For many, the chief of the hot-sauce game is Huy Fong Sriracha – the clear, squeezy bottle adorned with the symbol of a strutting rooster. It’s ubiquitous in cafes and restaurants everywhere. For us at Hey Tucker, though, we’re hedging our bets and jumping ship to the new kid on the block. Enter zhug. A piquant, bright green purée that has its origins in Yemen, and is found in almost all Yemeni Jewish kitchens around the world.

The authentic Yemeni zhug is made from either fresh red or green chillies, garlic, fresh herbs, cumin, cardamom, caraway and other spices that are placed into a mortar and pestle and ground to a paste – the old-school way. We like to speed things up a little and blitz everything up in a food processor.

Zhug is served at falafel stands, kebab restaurants and stalls that serve shawarma –skewered and roasted pieces of meat – alongside an array of salads, relishes, pickles, dips and freshly baked pita bread (of course). It’s the perfect hot condiment for all your summer barbeque cook-ups, as well as adding interest and excitement to soups, drizzled over roasted vegetables, or swirled through hummus (our personal favourite).

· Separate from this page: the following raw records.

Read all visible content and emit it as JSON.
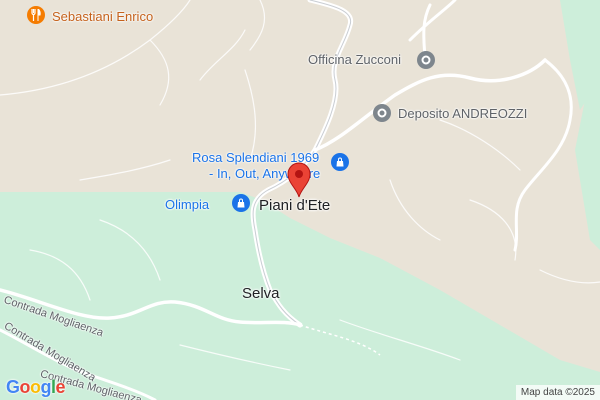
{
  "colors": {
    "land": "#e9e3d7",
    "forest": "#cdeeda",
    "road": "#ffffff",
    "poi_blue": "#1a73e8",
    "poi_gray": "#5f6368",
    "poi_orange": "#c5621c",
    "pin": "#ea4335"
  },
  "pois": {
    "restaurant": {
      "name": "Sebastiani Enrico",
      "icon": "fork-knife-icon"
    },
    "officina": {
      "name": "Officina Zucconi",
      "icon": "place-icon"
    },
    "deposito": {
      "name": "Deposito ANDREOZZI",
      "icon": "place-icon"
    },
    "rosa": {
      "line1": "Rosa Splendiani 1969",
      "line2": "- In, Out, Anywhere",
      "icon": "shopping-bag-icon"
    },
    "olimpia": {
      "name": "Olimpia",
      "icon": "shopping-bag-icon"
    }
  },
  "places": {
    "piani": "Piani d'Ete",
    "selva": "Selva"
  },
  "roads": {
    "contrada1": "Contrada Mogliaenza",
    "contrada2": "Contrada Mogliaenza",
    "contrada3": "Contrada Mogliaenza"
  },
  "pin": {
    "icon": "location-pin-icon"
  },
  "branding": {
    "logo_letters": [
      "G",
      "o",
      "o",
      "g",
      "l",
      "e"
    ],
    "logo_colors": [
      "#4285f4",
      "#ea4335",
      "#fbbc05",
      "#4285f4",
      "#34a853",
      "#ea4335"
    ],
    "attribution": "Map data ©2025"
  }
}
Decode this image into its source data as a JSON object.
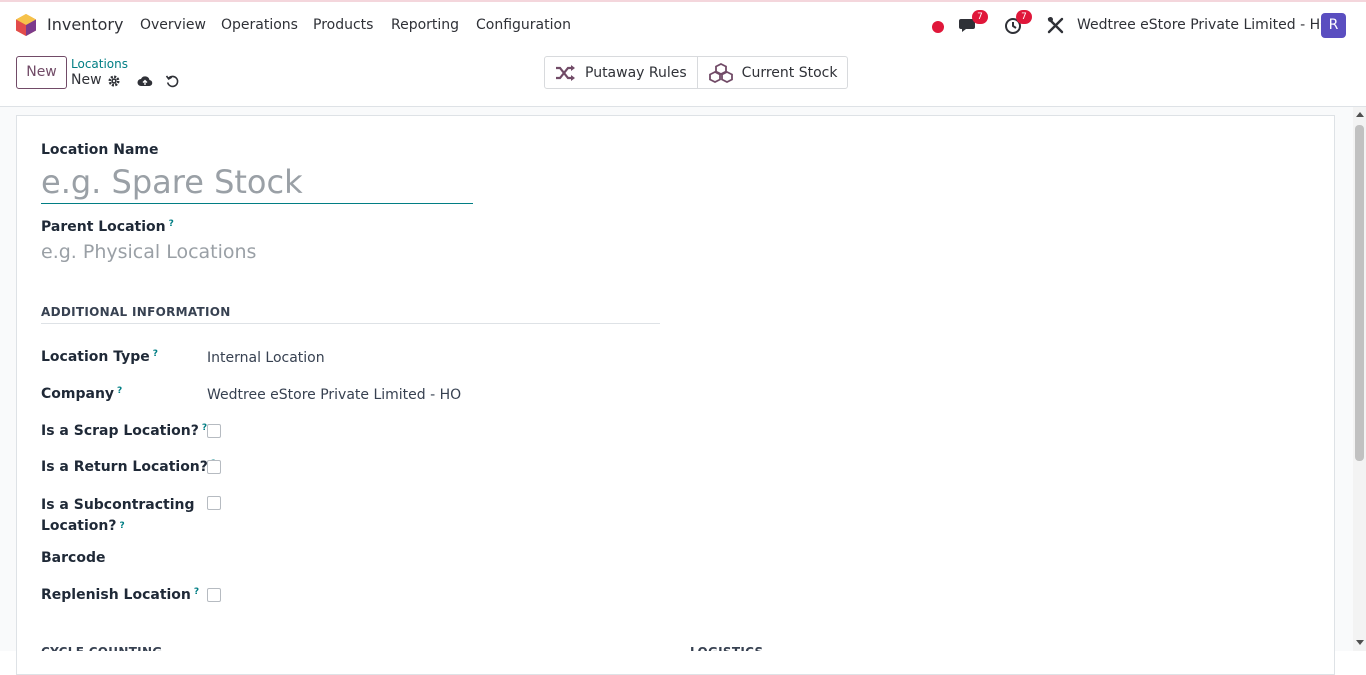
{
  "navbar": {
    "app_name": "Inventory",
    "menu": [
      "Overview",
      "Operations",
      "Products",
      "Reporting",
      "Configuration"
    ],
    "messages_badge": "7",
    "activities_badge": "7",
    "company": "Wedtree eStore Private Limited - HO",
    "avatar_letter": "R"
  },
  "control_panel": {
    "new_button": "New",
    "breadcrumb_parent": "Locations",
    "breadcrumb_current": "New",
    "smart_buttons": [
      "Putaway Rules",
      "Current Stock"
    ]
  },
  "form": {
    "location_name_label": "Location Name",
    "location_name_placeholder": "e.g. Spare Stock",
    "location_name_value": "",
    "parent_location_label": "Parent Location",
    "parent_location_placeholder": "e.g. Physical Locations",
    "section_title": "ADDITIONAL INFORMATION",
    "fields": {
      "location_type": {
        "label": "Location Type",
        "value": "Internal Location"
      },
      "company": {
        "label": "Company",
        "value": "Wedtree eStore Private Limited - HO"
      },
      "scrap": {
        "label": "Is a Scrap Location?",
        "checked": false
      },
      "return": {
        "label": "Is a Return Location?",
        "checked": false
      },
      "subcontracting": {
        "label_line1": "Is a Subcontracting",
        "label_line2": "Location?",
        "checked": false
      },
      "barcode": {
        "label": "Barcode",
        "value": ""
      },
      "replenish": {
        "label": "Replenish Location",
        "checked": false
      }
    },
    "help_mark": "?",
    "cut_section_left": "CYCLE COUNTING",
    "cut_section_right": "LOGISTICS"
  },
  "colors": {
    "brand": "#714b67",
    "teal": "#017e84",
    "badge": "#e0173a",
    "avatar": "#5a4ec0"
  }
}
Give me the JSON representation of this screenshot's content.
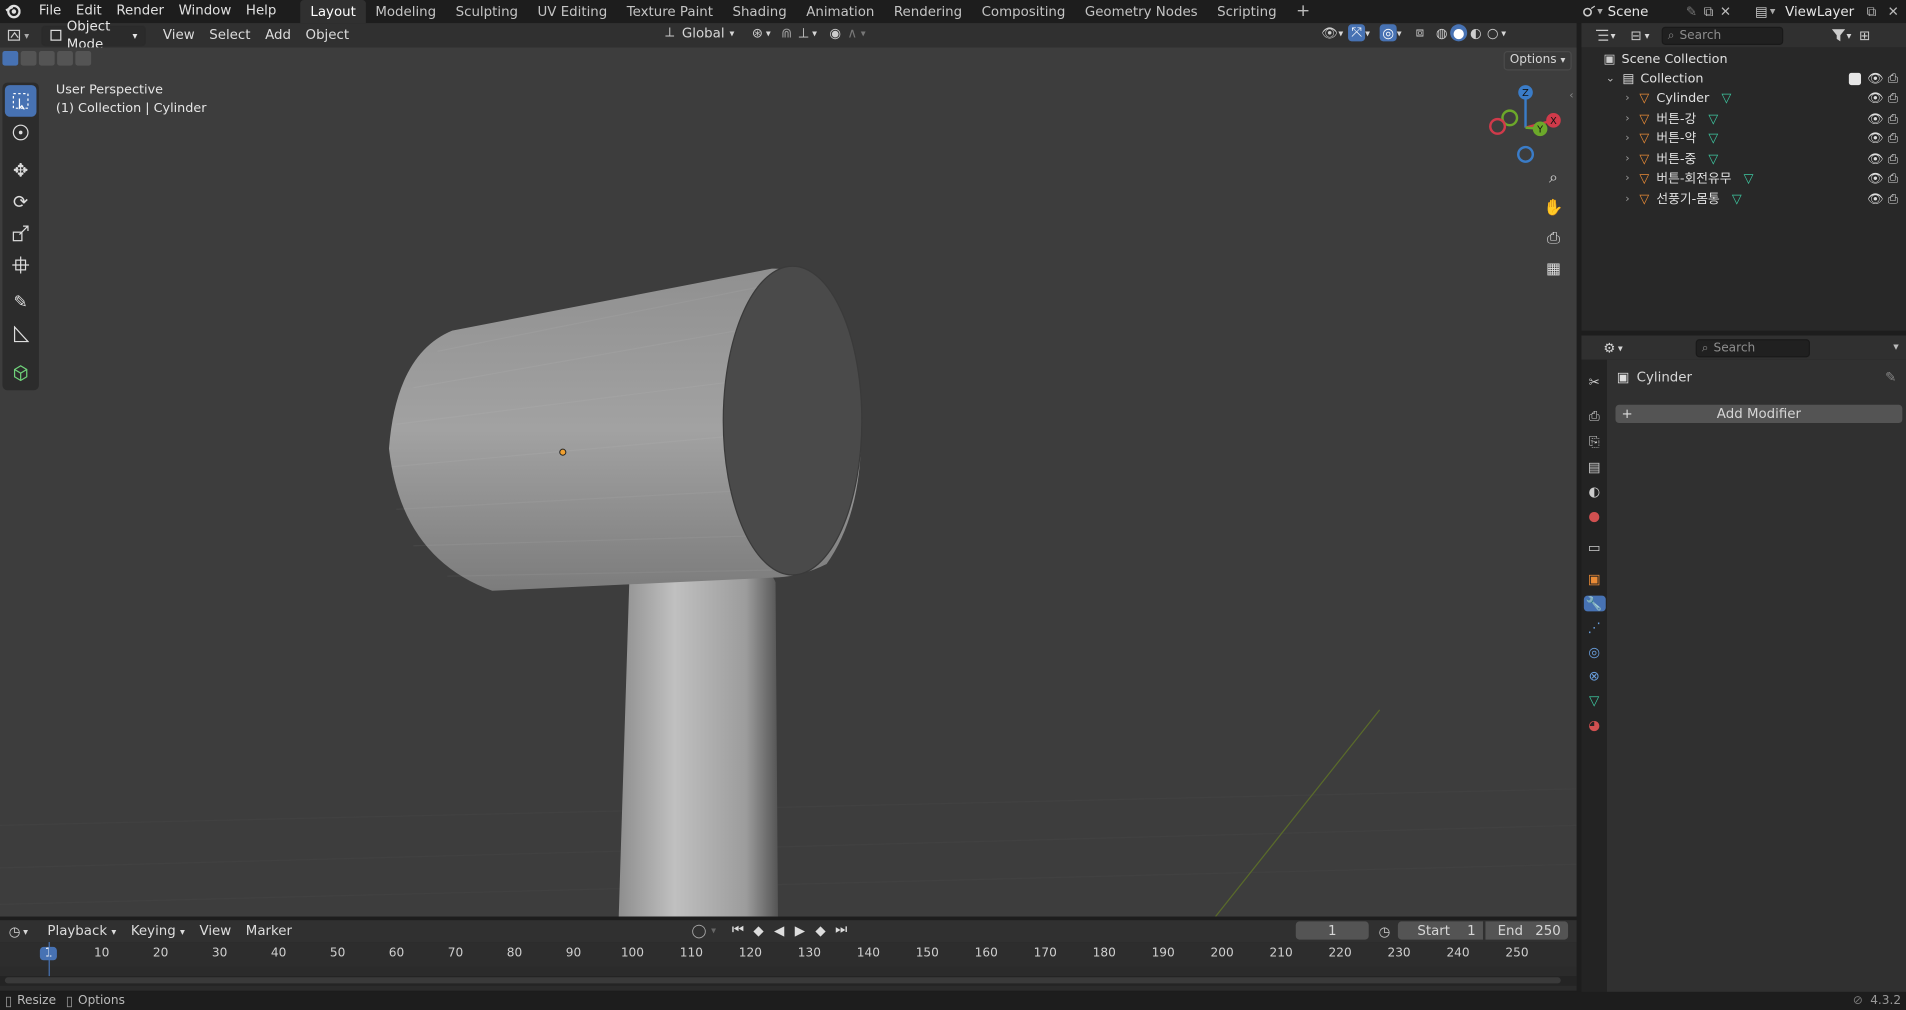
{
  "topbar": {
    "menus": [
      "File",
      "Edit",
      "Render",
      "Window",
      "Help"
    ],
    "workspaces": [
      "Layout",
      "Modeling",
      "Sculpting",
      "UV Editing",
      "Texture Paint",
      "Shading",
      "Animation",
      "Rendering",
      "Compositing",
      "Geometry Nodes",
      "Scripting"
    ],
    "active_workspace": "Layout",
    "scene_name": "Scene",
    "view_layer": "ViewLayer"
  },
  "viewport_header": {
    "mode": "Object Mode",
    "menus": [
      "View",
      "Select",
      "Add",
      "Object"
    ],
    "orientation": "Global",
    "options_label": "Options"
  },
  "viewport": {
    "perspective_label": "User Perspective",
    "collection_label": "(1) Collection | Cylinder",
    "gizmo_axes": [
      "Z",
      "Y",
      "X"
    ]
  },
  "outliner": {
    "search_placeholder": "Search",
    "root": "Scene Collection",
    "collection": "Collection",
    "objects": [
      "Cylinder",
      "버튼-강",
      "버튼-약",
      "버튼-중",
      "버튼-회전유무",
      "선풍기-몸통"
    ]
  },
  "properties": {
    "search_placeholder": "Search",
    "object_name": "Cylinder",
    "add_modifier_label": "Add Modifier"
  },
  "timeline": {
    "menus": [
      "Playback",
      "Keying",
      "View",
      "Marker"
    ],
    "current_frame": "1",
    "start_label": "Start",
    "start_value": "1",
    "end_label": "End",
    "end_value": "250",
    "ticks": [
      "1",
      "10",
      "20",
      "30",
      "40",
      "50",
      "60",
      "70",
      "80",
      "90",
      "100",
      "110",
      "120",
      "130",
      "140",
      "150",
      "160",
      "170",
      "180",
      "190",
      "200",
      "210",
      "220",
      "230",
      "240",
      "250"
    ]
  },
  "statusbar": {
    "left_items": [
      "Resize",
      "Options"
    ],
    "version": "4.3.2"
  },
  "colors": {
    "accent": "#4772b3",
    "viewport_bg": "#3d3d3d",
    "panel_bg": "#303030",
    "object_orange": "#e88a36",
    "mesh_green": "#3ec7a0"
  }
}
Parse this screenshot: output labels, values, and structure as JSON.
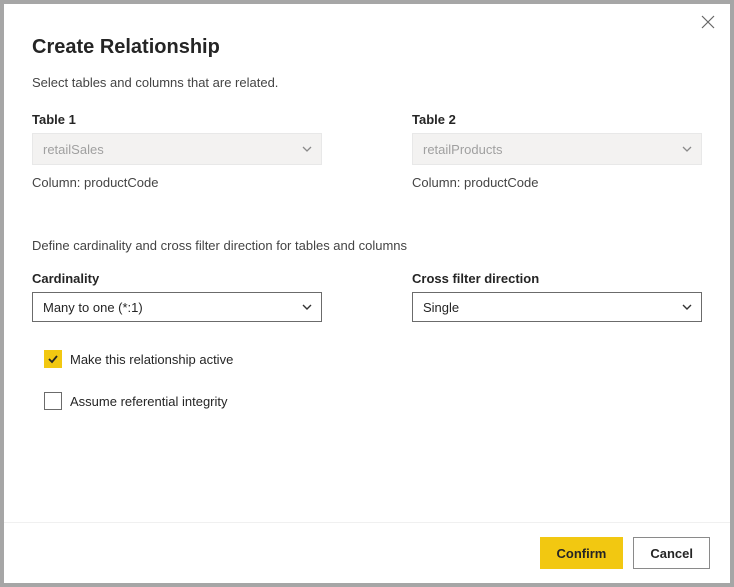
{
  "dialog": {
    "title": "Create Relationship",
    "subtitle": "Select tables and columns that are related."
  },
  "table1": {
    "label": "Table 1",
    "value": "retailSales",
    "column_label": "Column:",
    "column_value": "productCode"
  },
  "table2": {
    "label": "Table 2",
    "value": "retailProducts",
    "column_label": "Column:",
    "column_value": "productCode"
  },
  "section2_note": "Define cardinality and cross filter direction for tables and columns",
  "cardinality": {
    "label": "Cardinality",
    "value": "Many to one (*:1)"
  },
  "crossfilter": {
    "label": "Cross filter direction",
    "value": "Single"
  },
  "checkboxes": {
    "active_label": "Make this relationship active",
    "active_checked": true,
    "referential_label": "Assume referential integrity",
    "referential_checked": false
  },
  "footer": {
    "confirm": "Confirm",
    "cancel": "Cancel"
  }
}
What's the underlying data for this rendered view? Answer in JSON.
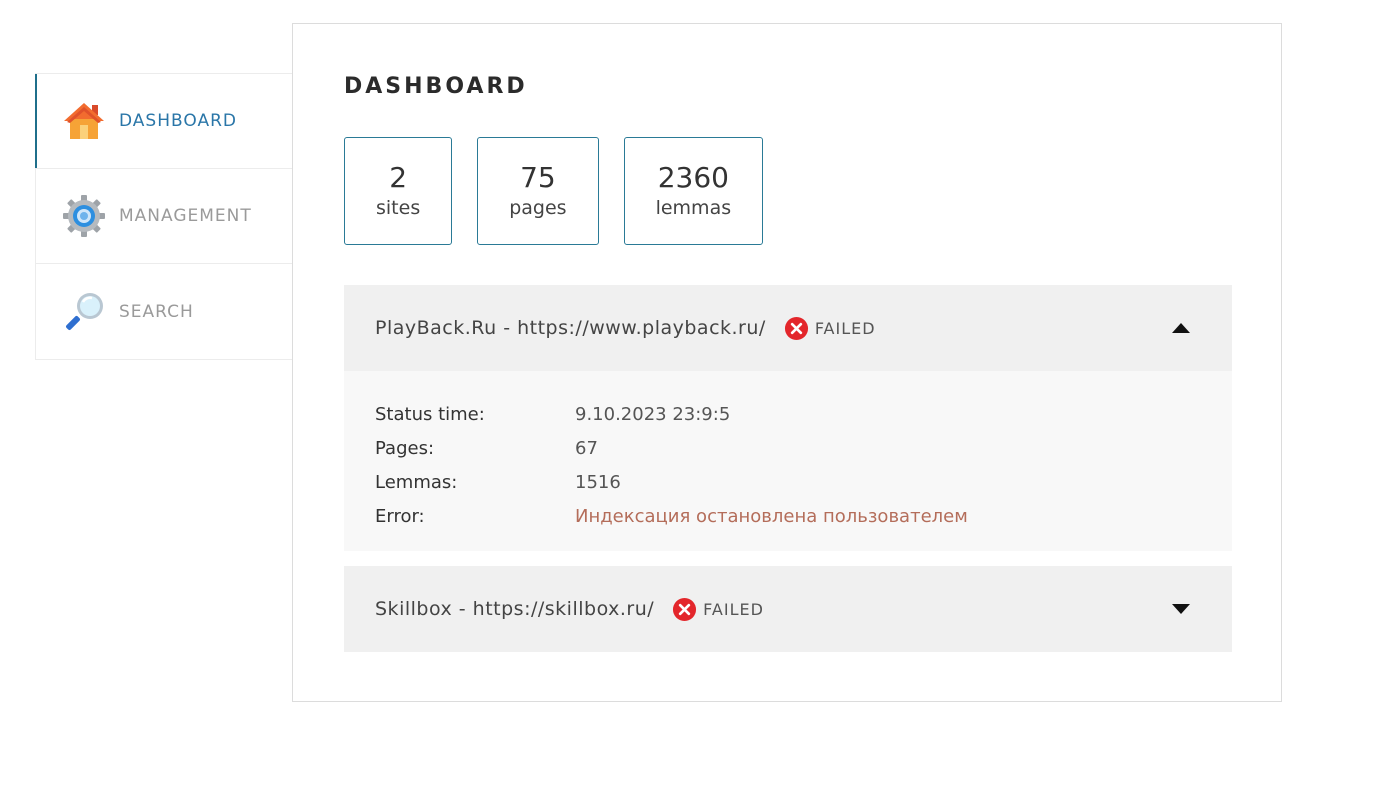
{
  "nav": {
    "items": [
      {
        "label": "DASHBOARD",
        "icon": "home-icon",
        "active": true
      },
      {
        "label": "MANAGEMENT",
        "icon": "gear-icon",
        "active": false
      },
      {
        "label": "SEARCH",
        "icon": "magnifier-icon",
        "active": false
      }
    ]
  },
  "dashboard": {
    "title": "DASHBOARD",
    "stats": [
      {
        "value": "2",
        "label": "sites"
      },
      {
        "value": "75",
        "label": "pages"
      },
      {
        "value": "2360",
        "label": "lemmas"
      }
    ],
    "sites": [
      {
        "name": "PlayBack.Ru - https://www.playback.ru/",
        "status": "FAILED",
        "expanded": true,
        "details": {
          "status_time_label": "Status time:",
          "status_time": "9.10.2023 23:9:5",
          "pages_label": "Pages:",
          "pages": "67",
          "lemmas_label": "Lemmas:",
          "lemmas": "1516",
          "error_label": "Error:",
          "error": "Индексация остановлена пользователем"
        }
      },
      {
        "name": "Skillbox - https://skillbox.ru/",
        "status": "FAILED",
        "expanded": false
      }
    ]
  },
  "colors": {
    "accent": "#2a76a8",
    "stat_border": "#2a7a96",
    "failed": "#e3262b",
    "error_text": "#b46d5a"
  }
}
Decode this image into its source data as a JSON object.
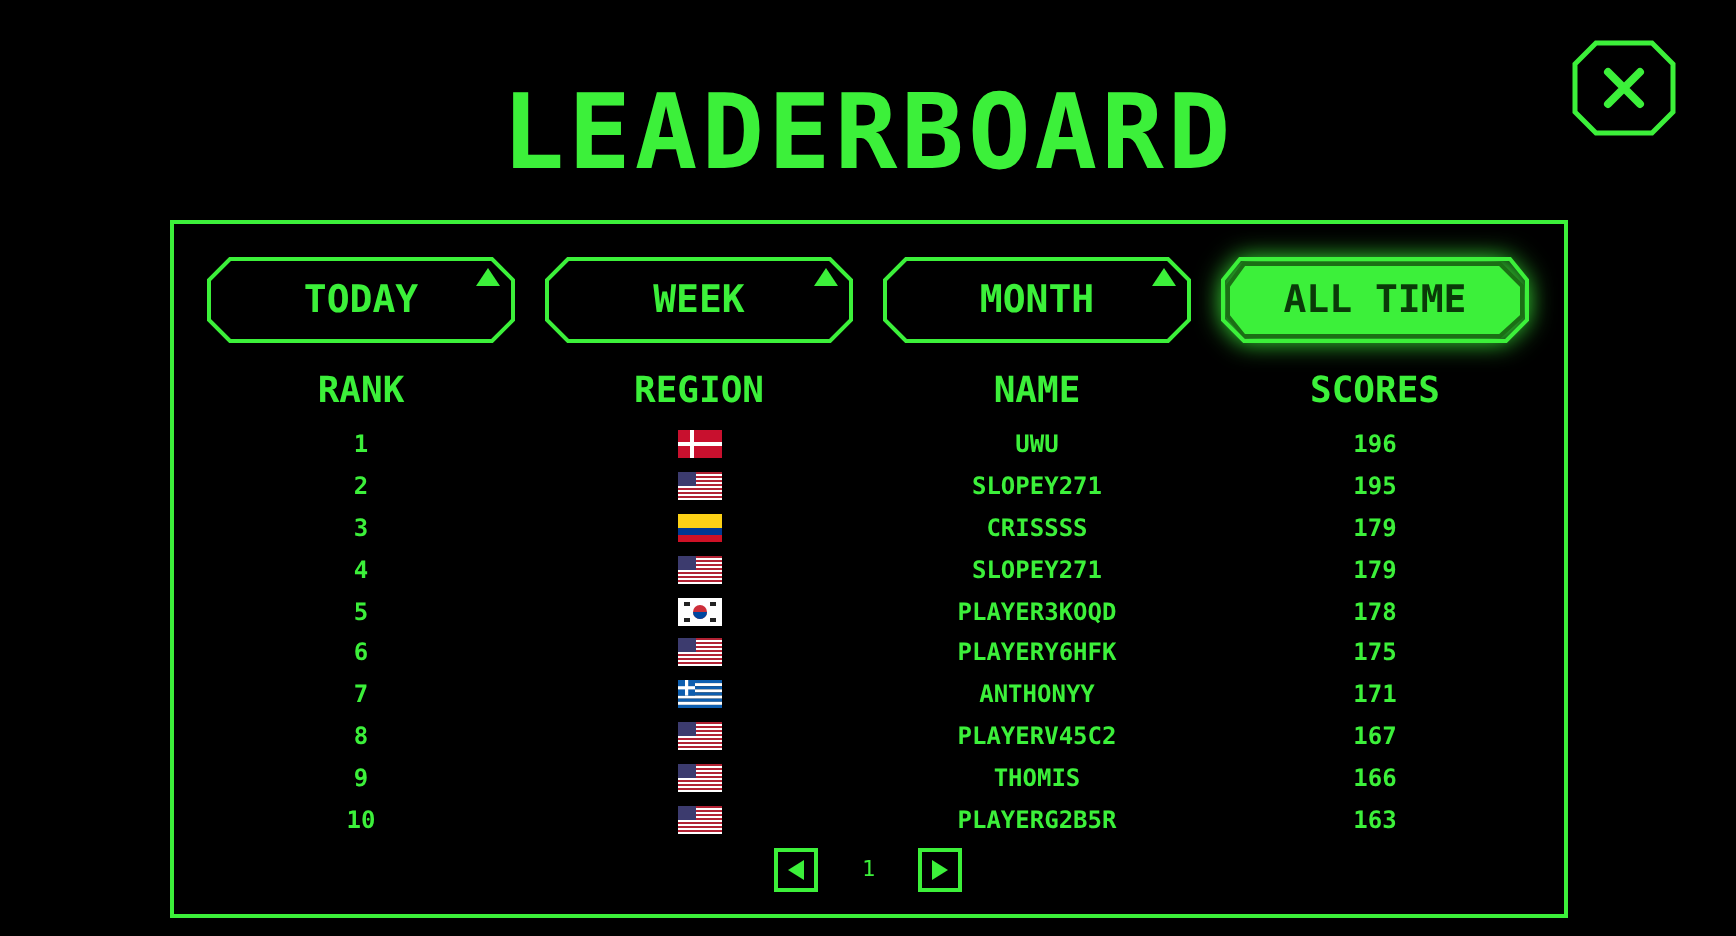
{
  "title": "LEADERBOARD",
  "tabs": [
    {
      "label": "TODAY",
      "selected": false
    },
    {
      "label": "WEEK",
      "selected": false
    },
    {
      "label": "MONTH",
      "selected": false
    },
    {
      "label": "ALL TIME",
      "selected": true
    }
  ],
  "columns": [
    "RANK",
    "REGION",
    "NAME",
    "SCORES"
  ],
  "rows": [
    {
      "rank": "1",
      "kind": "dk",
      "name": "UWU",
      "score": "196"
    },
    {
      "rank": "2",
      "kind": "us",
      "name": "SLOPEY271",
      "score": "195"
    },
    {
      "rank": "3",
      "kind": "co",
      "name": "CRISSSS",
      "score": "179"
    },
    {
      "rank": "4",
      "kind": "us",
      "name": "SLOPEY271",
      "score": "179"
    },
    {
      "rank": "5",
      "kind": "kr",
      "name": "PLAYER3KOQD",
      "score": "178"
    },
    {
      "rank": "6",
      "kind": "us",
      "name": "PLAYERY6HFK",
      "score": "175"
    },
    {
      "rank": "7",
      "kind": "gr",
      "name": "ANTHONYY",
      "score": "171"
    },
    {
      "rank": "8",
      "kind": "us",
      "name": "PLAYERV45C2",
      "score": "167"
    },
    {
      "rank": "9",
      "kind": "us",
      "name": "THOMIS",
      "score": "166"
    },
    {
      "rank": "10",
      "kind": "us",
      "name": "PLAYERG2B5R",
      "score": "163"
    }
  ],
  "page": "1"
}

Zhug

Makes about one cup.

Ingredients
6 green chillies (seeded if you prefer a milder zhug), roughly chopped
4 whole garlic cloves
2 tsp freshly ground caraway seeds
1 tsp freshly ground cumin seeds
1 tsp freshly ground green cardamom
1/2 tsp freshly ground coriander seeds
1 bunch fresh coriander, roughly chopped
1/2 bunch flat-leaf parsley, roughly chopped
Juice of 3–4 lemons
2 tbsp olive oil

Method:
Place all the ingredients except for the lemon juice and olive oil in the bowl of a food processor or blender and pulse several times, until you achieve a coarse paste.

Add the lemon juice and olive oil and mix to a smooth, thick, pouring consistency. You might have to scrape down the sides of the food processor a few times to make sure you combine all the ingredients well.

Transfer zhug to a sterilised jar, cover the top with a little olive oil and store in the fridge for up to two weeks.

heytucker.com